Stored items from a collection
((
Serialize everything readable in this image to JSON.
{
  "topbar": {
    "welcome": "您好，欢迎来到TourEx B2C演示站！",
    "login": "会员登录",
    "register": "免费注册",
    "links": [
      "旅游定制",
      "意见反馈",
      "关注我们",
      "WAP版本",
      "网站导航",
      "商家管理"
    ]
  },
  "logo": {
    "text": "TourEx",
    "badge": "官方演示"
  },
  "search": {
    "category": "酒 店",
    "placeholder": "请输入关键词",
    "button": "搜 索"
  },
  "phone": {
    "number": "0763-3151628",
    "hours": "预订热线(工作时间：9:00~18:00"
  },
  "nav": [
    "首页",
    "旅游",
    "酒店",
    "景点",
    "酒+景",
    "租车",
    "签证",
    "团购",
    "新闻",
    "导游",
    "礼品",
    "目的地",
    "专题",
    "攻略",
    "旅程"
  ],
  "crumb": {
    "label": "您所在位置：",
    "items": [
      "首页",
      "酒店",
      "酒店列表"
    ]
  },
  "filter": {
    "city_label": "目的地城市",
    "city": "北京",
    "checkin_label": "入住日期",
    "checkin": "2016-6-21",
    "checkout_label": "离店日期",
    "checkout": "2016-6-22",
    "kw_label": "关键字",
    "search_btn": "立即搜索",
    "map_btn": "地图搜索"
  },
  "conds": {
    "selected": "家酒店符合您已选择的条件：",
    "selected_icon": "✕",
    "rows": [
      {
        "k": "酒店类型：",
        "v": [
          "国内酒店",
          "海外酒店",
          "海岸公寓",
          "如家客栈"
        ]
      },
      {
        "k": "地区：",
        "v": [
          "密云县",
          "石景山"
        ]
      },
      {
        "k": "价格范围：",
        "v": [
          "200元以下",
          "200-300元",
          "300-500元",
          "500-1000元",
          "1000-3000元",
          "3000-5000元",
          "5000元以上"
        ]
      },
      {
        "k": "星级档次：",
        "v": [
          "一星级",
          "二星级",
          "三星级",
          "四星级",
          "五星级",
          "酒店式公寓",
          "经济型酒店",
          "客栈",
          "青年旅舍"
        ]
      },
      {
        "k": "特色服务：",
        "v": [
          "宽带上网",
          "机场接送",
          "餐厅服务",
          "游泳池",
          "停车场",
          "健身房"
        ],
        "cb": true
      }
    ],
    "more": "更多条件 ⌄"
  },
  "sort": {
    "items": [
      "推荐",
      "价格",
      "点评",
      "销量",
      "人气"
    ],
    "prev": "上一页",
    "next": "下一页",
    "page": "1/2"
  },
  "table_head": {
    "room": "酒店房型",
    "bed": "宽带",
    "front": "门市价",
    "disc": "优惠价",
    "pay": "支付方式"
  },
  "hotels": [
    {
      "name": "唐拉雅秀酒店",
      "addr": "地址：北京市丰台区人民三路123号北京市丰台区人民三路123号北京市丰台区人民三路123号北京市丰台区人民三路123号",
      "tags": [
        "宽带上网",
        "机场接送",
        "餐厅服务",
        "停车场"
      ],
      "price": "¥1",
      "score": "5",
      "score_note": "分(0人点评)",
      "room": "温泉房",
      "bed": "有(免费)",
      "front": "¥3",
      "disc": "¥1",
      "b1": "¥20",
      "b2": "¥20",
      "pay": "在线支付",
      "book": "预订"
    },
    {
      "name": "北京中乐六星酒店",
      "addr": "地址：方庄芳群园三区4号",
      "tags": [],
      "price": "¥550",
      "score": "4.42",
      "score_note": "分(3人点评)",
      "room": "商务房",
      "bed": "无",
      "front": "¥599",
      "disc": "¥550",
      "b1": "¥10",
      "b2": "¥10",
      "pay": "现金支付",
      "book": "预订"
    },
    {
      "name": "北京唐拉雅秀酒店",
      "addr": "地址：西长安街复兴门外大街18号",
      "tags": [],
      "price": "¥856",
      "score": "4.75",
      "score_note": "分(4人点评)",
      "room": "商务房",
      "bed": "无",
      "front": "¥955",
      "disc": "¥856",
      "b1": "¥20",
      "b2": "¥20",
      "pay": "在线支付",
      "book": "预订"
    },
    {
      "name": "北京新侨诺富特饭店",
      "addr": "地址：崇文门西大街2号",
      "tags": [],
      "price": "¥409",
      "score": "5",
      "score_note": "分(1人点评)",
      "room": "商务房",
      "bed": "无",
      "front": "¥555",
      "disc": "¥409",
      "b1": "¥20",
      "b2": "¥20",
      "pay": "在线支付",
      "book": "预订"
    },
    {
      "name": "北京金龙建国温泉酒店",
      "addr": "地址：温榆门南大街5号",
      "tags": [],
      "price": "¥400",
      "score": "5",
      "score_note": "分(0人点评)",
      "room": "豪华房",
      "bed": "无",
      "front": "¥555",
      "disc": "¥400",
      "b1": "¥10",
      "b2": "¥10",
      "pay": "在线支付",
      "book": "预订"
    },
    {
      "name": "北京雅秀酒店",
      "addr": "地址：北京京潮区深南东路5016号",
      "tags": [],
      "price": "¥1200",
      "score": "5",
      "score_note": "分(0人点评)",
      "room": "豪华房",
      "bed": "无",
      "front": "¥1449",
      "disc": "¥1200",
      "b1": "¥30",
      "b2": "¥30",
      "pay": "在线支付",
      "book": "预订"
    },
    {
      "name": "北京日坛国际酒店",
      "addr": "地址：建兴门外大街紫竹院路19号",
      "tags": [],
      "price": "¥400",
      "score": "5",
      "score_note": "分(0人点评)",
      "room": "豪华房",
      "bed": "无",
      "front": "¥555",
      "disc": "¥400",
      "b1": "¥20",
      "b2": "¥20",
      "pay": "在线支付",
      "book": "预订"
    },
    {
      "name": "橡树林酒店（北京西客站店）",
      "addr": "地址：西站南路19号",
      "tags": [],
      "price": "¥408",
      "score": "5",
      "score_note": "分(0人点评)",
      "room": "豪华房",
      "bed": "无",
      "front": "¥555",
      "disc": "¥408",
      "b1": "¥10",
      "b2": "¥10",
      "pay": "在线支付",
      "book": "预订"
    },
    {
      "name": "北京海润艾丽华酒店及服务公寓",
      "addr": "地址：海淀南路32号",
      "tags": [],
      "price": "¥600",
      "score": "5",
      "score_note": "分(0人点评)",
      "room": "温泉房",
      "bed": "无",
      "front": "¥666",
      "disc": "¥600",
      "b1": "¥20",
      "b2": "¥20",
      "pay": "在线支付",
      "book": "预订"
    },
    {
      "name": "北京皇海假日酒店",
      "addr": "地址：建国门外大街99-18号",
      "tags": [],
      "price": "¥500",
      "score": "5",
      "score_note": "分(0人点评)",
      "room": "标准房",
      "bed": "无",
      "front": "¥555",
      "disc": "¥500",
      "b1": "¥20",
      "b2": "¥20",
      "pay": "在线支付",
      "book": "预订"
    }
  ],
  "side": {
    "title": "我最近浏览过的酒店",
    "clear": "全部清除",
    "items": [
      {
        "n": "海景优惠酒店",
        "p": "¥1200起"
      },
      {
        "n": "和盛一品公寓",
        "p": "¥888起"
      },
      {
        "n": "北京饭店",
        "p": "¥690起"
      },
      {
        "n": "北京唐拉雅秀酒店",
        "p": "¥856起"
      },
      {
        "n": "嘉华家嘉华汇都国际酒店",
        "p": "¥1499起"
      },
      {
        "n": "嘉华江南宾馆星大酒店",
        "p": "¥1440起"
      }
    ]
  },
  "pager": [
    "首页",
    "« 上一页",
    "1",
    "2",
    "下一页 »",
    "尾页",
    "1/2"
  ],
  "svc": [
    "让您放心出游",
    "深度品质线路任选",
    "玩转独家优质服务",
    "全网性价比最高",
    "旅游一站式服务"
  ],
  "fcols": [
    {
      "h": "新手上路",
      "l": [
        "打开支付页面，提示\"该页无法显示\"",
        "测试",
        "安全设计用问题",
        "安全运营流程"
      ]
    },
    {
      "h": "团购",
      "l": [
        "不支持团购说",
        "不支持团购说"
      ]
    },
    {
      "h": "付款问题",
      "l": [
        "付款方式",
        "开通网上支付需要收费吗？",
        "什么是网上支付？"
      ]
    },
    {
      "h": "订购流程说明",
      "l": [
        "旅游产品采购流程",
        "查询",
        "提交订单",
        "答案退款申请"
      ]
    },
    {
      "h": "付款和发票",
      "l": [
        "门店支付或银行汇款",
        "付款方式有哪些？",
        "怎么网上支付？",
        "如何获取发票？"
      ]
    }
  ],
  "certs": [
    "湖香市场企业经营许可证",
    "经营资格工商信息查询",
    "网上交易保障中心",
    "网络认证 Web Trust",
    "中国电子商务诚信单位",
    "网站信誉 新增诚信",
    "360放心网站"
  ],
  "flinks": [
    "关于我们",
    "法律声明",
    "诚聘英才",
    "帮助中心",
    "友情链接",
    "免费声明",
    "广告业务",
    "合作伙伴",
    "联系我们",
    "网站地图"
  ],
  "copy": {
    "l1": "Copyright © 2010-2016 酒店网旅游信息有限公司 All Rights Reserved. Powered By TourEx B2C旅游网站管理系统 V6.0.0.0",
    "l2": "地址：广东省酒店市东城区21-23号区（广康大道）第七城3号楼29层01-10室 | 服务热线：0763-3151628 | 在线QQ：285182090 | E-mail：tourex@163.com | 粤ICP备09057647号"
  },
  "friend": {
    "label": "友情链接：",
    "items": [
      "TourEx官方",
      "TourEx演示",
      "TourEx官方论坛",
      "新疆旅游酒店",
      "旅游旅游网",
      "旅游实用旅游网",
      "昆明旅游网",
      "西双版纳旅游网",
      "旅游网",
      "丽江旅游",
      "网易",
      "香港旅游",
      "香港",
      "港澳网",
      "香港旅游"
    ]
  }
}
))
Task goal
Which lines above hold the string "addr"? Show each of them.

Response for this exercise
      "addr": "地址：北京市丰台区人民三路123号北京市丰台区人民三路123号北京市丰台区人民三路123号北京市丰台区人民三路123号",
      "addr": "地址：方庄芳群园三区4号",
      "addr": "地址：西长安街复兴门外大街18号",
      "addr": "地址：崇文门西大街2号",
      "addr": "地址：温榆门南大街5号",
      "addr": "地址：北京京潮区深南东路5016号",
      "addr": "地址：建兴门外大街紫竹院路19号",
      "addr": "地址：西站南路19号",
      "addr": "地址：海淀南路32号",
      "addr": "地址：建国门外大街99-18号",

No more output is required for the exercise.